What is the count of lines below that include "Girlfriends"? Reply with nothing else.

Records from a data collection
*****

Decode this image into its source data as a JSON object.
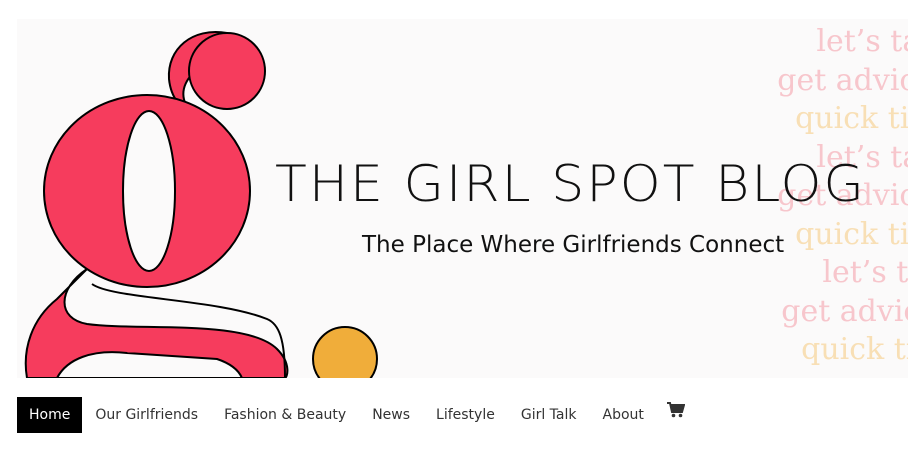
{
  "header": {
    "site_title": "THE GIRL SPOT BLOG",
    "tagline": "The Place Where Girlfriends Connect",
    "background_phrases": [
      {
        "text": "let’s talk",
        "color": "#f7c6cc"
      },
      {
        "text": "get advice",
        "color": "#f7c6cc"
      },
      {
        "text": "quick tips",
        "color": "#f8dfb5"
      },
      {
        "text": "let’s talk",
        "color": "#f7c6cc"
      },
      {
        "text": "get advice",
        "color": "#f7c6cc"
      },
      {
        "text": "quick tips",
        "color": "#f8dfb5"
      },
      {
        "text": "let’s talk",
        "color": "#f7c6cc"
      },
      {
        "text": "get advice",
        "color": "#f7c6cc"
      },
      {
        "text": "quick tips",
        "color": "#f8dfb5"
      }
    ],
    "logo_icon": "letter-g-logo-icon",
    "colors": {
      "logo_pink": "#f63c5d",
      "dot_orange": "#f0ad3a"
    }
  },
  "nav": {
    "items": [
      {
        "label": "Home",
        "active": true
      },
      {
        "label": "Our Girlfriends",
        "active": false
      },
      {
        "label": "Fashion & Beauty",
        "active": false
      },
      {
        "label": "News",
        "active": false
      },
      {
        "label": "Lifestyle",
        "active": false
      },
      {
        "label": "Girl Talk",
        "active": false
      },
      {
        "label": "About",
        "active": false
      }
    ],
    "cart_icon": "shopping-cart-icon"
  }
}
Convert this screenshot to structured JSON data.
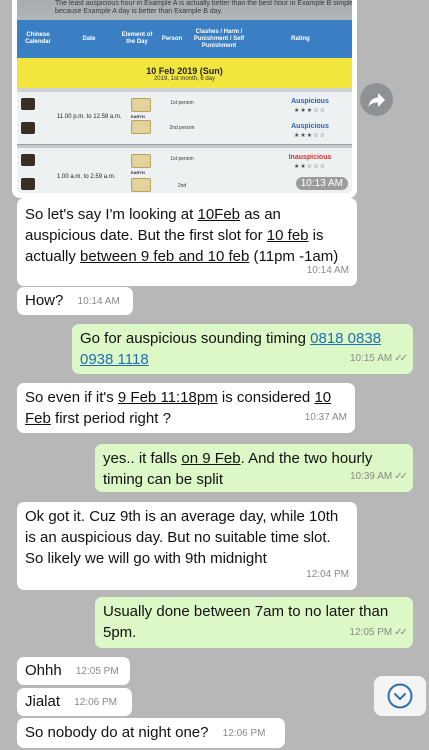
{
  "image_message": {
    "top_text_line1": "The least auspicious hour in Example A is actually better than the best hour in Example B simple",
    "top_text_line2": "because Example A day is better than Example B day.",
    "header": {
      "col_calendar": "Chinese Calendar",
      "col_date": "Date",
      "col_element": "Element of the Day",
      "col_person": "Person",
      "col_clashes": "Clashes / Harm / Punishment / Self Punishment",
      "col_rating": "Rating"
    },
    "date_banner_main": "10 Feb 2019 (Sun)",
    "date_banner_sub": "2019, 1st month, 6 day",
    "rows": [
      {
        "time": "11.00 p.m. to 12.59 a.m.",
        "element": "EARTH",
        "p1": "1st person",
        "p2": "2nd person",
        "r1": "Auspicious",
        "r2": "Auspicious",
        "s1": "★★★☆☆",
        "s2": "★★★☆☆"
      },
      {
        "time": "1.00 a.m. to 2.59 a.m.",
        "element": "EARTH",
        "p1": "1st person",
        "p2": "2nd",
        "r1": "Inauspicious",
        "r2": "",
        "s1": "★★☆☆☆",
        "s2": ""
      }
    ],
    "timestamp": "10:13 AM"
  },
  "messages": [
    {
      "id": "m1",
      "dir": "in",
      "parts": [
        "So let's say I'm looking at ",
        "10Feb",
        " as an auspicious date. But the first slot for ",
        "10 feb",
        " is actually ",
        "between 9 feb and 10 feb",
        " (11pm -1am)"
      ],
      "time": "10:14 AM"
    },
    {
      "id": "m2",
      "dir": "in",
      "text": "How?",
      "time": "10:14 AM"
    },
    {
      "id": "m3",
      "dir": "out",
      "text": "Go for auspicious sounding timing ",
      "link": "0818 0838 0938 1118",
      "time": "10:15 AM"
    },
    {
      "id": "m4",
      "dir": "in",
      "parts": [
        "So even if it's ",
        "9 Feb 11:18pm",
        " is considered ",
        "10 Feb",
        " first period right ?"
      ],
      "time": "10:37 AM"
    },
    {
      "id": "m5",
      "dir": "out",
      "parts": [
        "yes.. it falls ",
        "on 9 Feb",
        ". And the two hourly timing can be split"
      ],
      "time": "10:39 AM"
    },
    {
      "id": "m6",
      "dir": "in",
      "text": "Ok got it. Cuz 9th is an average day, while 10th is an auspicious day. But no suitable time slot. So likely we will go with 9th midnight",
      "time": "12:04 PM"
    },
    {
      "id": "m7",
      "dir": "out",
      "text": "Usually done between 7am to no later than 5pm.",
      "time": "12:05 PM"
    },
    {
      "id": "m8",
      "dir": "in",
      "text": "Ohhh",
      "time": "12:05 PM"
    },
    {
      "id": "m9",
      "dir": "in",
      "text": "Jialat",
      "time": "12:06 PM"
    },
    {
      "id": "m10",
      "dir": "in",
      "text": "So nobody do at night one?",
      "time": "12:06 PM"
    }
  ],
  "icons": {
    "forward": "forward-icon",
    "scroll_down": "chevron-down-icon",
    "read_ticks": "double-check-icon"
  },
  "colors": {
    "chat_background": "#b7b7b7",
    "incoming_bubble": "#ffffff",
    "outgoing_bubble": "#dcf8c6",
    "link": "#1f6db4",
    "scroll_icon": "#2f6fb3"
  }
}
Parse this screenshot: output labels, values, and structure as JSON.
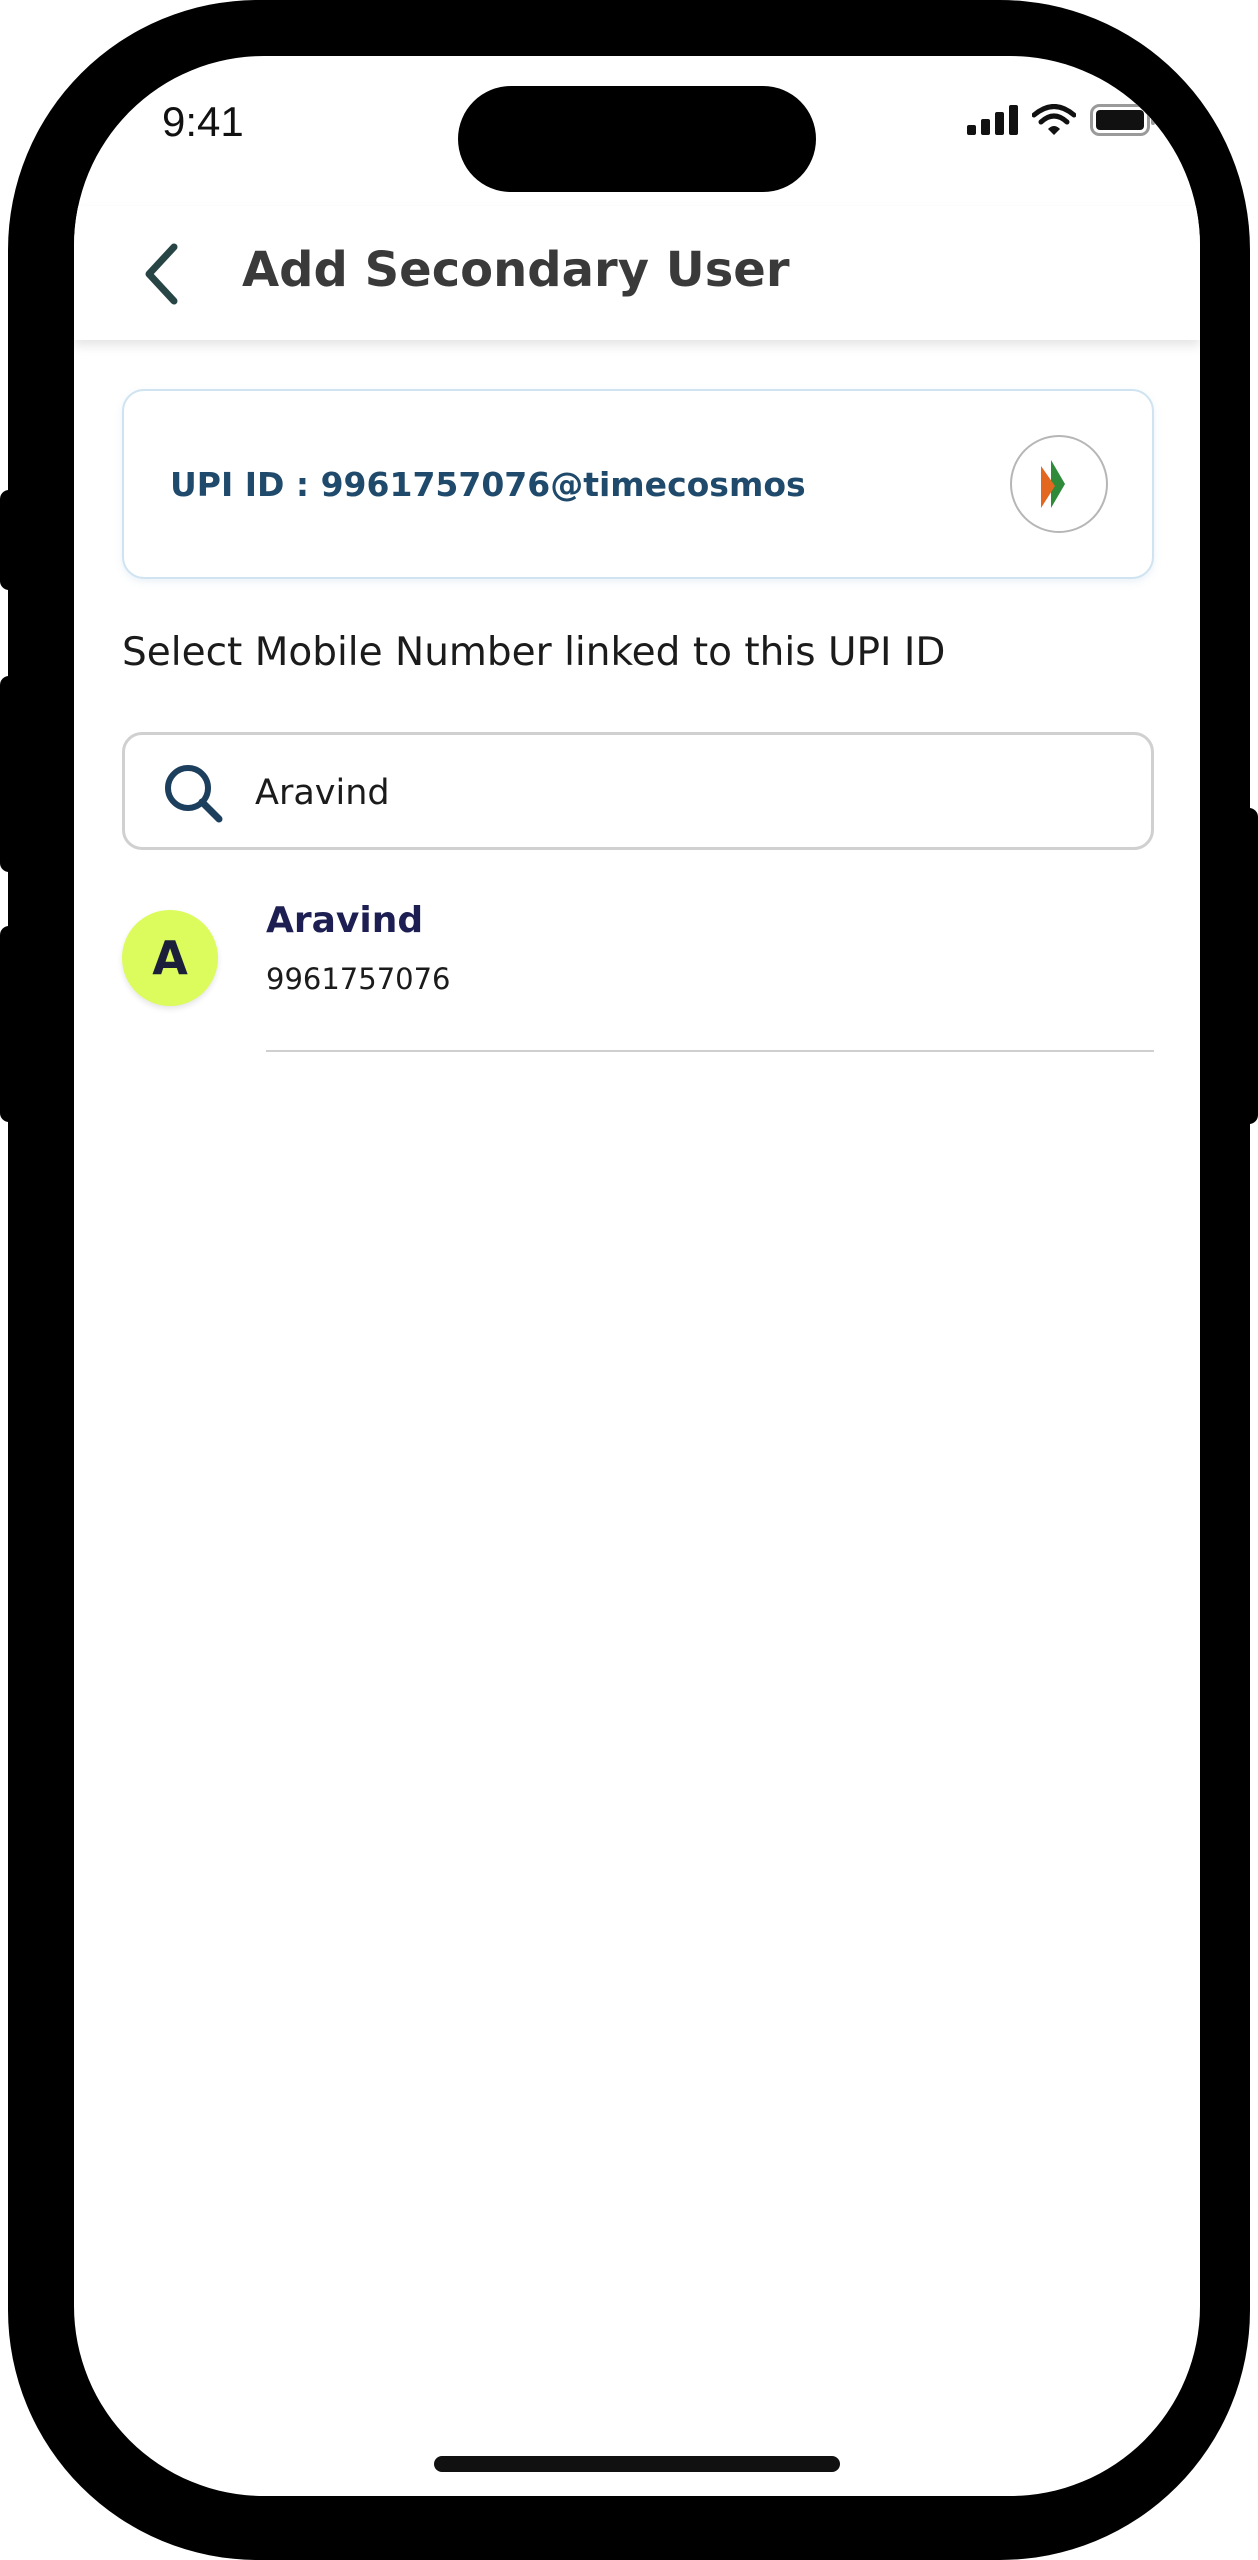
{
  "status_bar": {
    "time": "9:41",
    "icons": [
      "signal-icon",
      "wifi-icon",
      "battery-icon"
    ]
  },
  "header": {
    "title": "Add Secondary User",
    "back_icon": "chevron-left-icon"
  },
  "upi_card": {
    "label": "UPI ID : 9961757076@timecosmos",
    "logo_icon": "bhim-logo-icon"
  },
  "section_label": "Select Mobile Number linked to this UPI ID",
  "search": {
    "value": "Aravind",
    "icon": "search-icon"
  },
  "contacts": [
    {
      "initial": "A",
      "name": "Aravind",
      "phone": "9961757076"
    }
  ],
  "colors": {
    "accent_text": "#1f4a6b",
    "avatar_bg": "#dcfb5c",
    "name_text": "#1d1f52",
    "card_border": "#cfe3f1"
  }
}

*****

### RESPONSE TO THE EXERCISE
2